The Flemish government of incoming prime minister Jan Jambon will prioritise the deployment of a regional 5G network, according to the 2019-2024 coalition government agreement published at the end of September. With preparations for Belgium’s multi-band frequency auction subject to significant delay as a result of political wrangling, Flanders is keen to deploy an ‘area-wide 5G network based on an open model of infrastructure sharing whereby all service providers can offer their service on equal terms’, notes the agreement, adding that: ‘To guarantee this model, the Flemish government needs to participate substantially in the operators’ initiatives’.
Flanders envisages earmarking 60MHz of spectrum for regional applications, based on a regional licensing model.

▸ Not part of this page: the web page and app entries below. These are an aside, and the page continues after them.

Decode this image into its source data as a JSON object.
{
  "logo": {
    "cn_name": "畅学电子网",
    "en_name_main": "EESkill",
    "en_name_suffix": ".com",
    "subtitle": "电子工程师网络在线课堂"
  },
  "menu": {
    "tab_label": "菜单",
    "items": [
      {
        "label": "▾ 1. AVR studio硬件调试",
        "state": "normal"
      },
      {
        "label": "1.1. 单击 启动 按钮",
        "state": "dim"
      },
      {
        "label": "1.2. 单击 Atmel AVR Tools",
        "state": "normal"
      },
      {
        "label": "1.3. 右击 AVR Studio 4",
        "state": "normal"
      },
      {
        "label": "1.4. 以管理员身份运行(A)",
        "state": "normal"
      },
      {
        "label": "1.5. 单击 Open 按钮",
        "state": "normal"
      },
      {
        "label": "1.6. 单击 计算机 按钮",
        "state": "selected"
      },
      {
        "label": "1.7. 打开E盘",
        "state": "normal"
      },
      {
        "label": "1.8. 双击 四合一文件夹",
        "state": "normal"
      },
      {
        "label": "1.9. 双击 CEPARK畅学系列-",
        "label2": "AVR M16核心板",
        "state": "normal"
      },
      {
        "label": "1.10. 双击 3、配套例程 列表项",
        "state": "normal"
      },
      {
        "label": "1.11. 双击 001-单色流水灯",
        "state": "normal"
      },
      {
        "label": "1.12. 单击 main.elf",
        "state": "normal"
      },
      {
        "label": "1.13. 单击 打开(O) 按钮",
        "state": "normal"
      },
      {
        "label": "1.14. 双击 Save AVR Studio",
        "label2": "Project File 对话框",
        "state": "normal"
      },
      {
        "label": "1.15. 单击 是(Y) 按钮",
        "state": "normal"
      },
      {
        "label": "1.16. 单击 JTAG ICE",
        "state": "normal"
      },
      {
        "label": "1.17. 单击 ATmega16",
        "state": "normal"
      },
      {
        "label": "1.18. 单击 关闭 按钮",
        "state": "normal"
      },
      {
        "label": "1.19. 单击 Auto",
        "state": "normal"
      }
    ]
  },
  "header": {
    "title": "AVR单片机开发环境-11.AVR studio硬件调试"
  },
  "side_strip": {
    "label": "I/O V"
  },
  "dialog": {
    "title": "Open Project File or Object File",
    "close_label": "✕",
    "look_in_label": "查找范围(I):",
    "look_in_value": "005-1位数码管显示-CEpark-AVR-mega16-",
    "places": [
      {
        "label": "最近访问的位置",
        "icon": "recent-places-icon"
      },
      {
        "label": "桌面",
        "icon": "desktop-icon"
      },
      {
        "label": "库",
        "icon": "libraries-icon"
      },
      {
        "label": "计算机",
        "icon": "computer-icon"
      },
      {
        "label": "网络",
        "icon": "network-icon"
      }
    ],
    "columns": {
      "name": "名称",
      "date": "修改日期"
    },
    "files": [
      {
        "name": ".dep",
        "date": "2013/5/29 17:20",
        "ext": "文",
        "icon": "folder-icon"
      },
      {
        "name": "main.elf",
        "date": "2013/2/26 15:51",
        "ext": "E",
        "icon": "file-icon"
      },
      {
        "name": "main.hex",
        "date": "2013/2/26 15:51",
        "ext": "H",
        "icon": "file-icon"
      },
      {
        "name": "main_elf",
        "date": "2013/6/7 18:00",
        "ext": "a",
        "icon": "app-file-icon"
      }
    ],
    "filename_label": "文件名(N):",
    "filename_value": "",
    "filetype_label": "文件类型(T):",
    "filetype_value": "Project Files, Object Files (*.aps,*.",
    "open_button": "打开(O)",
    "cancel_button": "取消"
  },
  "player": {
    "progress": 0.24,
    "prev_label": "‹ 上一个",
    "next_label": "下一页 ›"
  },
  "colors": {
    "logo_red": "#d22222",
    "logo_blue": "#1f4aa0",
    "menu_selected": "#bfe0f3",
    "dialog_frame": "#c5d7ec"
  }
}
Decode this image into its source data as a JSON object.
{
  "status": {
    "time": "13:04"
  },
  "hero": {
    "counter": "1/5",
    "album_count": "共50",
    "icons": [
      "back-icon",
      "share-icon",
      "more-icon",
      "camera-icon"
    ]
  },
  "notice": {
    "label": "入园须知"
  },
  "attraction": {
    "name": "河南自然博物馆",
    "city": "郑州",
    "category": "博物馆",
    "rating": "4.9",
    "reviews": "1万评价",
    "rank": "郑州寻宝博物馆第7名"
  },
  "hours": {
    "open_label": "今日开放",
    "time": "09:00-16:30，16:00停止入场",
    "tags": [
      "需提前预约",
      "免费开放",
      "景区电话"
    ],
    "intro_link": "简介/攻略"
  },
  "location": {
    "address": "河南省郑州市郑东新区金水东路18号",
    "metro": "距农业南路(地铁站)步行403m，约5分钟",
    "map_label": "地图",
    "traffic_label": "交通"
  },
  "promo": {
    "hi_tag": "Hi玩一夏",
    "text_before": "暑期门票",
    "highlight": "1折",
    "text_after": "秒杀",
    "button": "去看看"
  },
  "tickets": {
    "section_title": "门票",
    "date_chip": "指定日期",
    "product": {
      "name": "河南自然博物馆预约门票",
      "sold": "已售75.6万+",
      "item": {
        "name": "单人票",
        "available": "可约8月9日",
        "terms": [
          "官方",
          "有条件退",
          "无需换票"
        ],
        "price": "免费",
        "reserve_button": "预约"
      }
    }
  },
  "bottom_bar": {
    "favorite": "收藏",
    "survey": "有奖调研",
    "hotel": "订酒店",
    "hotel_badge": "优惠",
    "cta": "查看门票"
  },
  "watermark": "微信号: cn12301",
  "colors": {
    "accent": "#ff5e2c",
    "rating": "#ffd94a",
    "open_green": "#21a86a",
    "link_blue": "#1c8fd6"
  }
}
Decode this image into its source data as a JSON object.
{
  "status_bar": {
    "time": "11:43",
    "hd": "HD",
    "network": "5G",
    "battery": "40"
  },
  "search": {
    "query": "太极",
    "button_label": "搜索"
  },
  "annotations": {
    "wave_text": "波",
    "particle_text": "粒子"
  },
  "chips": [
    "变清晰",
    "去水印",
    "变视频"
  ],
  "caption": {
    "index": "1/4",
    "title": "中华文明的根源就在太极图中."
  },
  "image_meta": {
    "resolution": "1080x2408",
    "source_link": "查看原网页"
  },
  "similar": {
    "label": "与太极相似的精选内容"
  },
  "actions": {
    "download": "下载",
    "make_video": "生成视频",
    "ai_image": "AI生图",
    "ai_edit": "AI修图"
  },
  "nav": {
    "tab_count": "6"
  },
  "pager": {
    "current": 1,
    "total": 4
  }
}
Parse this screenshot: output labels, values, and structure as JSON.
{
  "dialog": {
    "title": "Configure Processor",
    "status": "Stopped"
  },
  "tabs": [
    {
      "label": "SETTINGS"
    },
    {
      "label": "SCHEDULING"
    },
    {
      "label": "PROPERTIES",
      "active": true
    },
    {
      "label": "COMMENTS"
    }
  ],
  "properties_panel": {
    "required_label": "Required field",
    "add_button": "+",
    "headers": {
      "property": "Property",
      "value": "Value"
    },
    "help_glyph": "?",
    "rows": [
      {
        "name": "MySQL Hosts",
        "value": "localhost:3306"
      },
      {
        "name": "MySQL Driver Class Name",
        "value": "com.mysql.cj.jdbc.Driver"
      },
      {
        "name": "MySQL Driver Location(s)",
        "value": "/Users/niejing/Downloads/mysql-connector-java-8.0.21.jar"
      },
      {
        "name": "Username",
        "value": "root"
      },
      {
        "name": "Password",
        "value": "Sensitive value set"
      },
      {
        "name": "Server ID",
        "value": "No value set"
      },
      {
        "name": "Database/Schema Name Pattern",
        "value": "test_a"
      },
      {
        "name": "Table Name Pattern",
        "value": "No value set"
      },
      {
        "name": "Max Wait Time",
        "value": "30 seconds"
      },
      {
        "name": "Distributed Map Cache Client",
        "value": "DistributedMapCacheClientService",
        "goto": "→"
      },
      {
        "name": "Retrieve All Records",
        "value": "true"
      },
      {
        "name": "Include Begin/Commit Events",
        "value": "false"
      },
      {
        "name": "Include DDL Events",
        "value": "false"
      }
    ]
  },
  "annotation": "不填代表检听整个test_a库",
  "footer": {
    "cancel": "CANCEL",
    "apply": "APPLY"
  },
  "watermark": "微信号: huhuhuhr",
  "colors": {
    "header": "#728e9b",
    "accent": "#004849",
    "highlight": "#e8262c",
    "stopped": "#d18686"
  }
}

That 60MHz spectrum would be in the 3.5GHz band if there is no fourth mobile operator or via network slicing. Otherwise, the spectrum will be allocated in the 3.8GHz band. The plan would give new players the opportunity to purchase spectrum for a specific demarcated area, such as airports, ports, large business parks and city centres. ‘For that, we want to move away from a 20-year allocation period and to more dynamic, short-term allocations that also allow spectrum allocation for specific events, festivals, sporting events or other applications,’ the statement continued. In order to implement the plan, the government notes it is ‘negotiating with the federal government for a considerably higher share in the distribution of the one-off and annual revenues from the auction of the mobile broadband spectrum. This spectrum auction must be separate from the issue of the fourth player.’
The Belgian federal government presented plans in mid-2018 for a multi-band auction that was scheduled for the end of 2019. However, discussions have been delayed by disagreement over how the anticipated EUR680 million (USD745.6 million) raised by the sale would be distributed.